> [RECORDS]:
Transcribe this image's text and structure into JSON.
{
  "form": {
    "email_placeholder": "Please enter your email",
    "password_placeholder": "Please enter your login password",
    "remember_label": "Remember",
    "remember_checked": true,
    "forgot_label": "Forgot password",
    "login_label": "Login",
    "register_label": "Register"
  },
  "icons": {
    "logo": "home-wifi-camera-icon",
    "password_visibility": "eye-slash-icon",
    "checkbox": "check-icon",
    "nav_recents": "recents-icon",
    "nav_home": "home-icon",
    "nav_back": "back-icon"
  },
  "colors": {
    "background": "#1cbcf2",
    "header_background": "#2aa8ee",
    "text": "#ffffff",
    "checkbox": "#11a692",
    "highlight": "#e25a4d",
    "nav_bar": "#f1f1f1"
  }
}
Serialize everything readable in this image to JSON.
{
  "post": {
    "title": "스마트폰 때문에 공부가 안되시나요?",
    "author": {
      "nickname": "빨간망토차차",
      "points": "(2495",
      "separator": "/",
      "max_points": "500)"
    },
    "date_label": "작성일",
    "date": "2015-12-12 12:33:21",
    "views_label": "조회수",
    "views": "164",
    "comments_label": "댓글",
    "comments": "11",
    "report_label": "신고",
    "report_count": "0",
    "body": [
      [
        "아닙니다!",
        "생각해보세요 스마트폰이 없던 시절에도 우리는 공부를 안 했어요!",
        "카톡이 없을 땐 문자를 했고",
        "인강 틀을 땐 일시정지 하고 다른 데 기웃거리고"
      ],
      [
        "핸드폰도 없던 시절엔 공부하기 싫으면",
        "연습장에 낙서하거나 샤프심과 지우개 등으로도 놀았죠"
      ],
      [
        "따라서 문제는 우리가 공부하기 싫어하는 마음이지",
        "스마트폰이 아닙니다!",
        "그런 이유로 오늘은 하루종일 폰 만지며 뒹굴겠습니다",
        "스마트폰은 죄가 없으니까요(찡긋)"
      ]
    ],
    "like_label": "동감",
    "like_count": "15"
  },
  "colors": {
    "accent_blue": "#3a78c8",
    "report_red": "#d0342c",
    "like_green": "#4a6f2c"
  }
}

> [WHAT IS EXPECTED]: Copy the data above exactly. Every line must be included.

> [EXPECTED ANSWER]:
Transcribe this image's text and structure into JSON.
{
  "form": {
    "email_placeholder": "Please enter your email",
    "password_placeholder": "Please enter your login password",
    "remember_label": "Remember",
    "remember_checked": true,
    "forgot_label": "Forgot password",
    "login_label": "Login",
    "register_label": "Register"
  },
  "icons": {
    "logo": "home-wifi-camera-icon",
    "password_visibility": "eye-slash-icon",
    "checkbox": "check-icon",
    "nav_recents": "recents-icon",
    "nav_home": "home-icon",
    "nav_back": "back-icon"
  },
  "colors": {
    "background": "#1cbcf2",
    "header_background": "#2aa8ee",
    "text": "#ffffff",
    "checkbox": "#11a692",
    "highlight": "#e25a4d",
    "nav_bar": "#f1f1f1"
  }
}
Serialize everything readable in this image to JSON.
{
  "post": {
    "title": "스마트폰 때문에 공부가 안되시나요?",
    "author": {
      "nickname": "빨간망토차차",
      "points": "(2495",
      "separator": "/",
      "max_points": "500)"
    },
    "date_label": "작성일",
    "date": "2015-12-12 12:33:21",
    "views_label": "조회수",
    "views": "164",
    "comments_label": "댓글",
    "comments": "11",
    "report_label": "신고",
    "report_count": "0",
    "body": [
      [
        "아닙니다!",
        "생각해보세요 스마트폰이 없던 시절에도 우리는 공부를 안 했어요!",
        "카톡이 없을 땐 문자를 했고",
        "인강 틀을 땐 일시정지 하고 다른 데 기웃거리고"
      ],
      [
        "핸드폰도 없던 시절엔 공부하기 싫으면",
        "연습장에 낙서하거나 샤프심과 지우개 등으로도 놀았죠"
      ],
      [
        "따라서 문제는 우리가 공부하기 싫어하는 마음이지",
        "스마트폰이 아닙니다!",
        "그런 이유로 오늘은 하루종일 폰 만지며 뒹굴겠습니다",
        "스마트폰은 죄가 없으니까요(찡긋)"
      ]
    ],
    "like_label": "동감",
    "like_count": "15"
  },
  "colors": {
    "accent_blue": "#3a78c8",
    "report_red": "#d0342c",
    "like_green": "#4a6f2c"
  }
}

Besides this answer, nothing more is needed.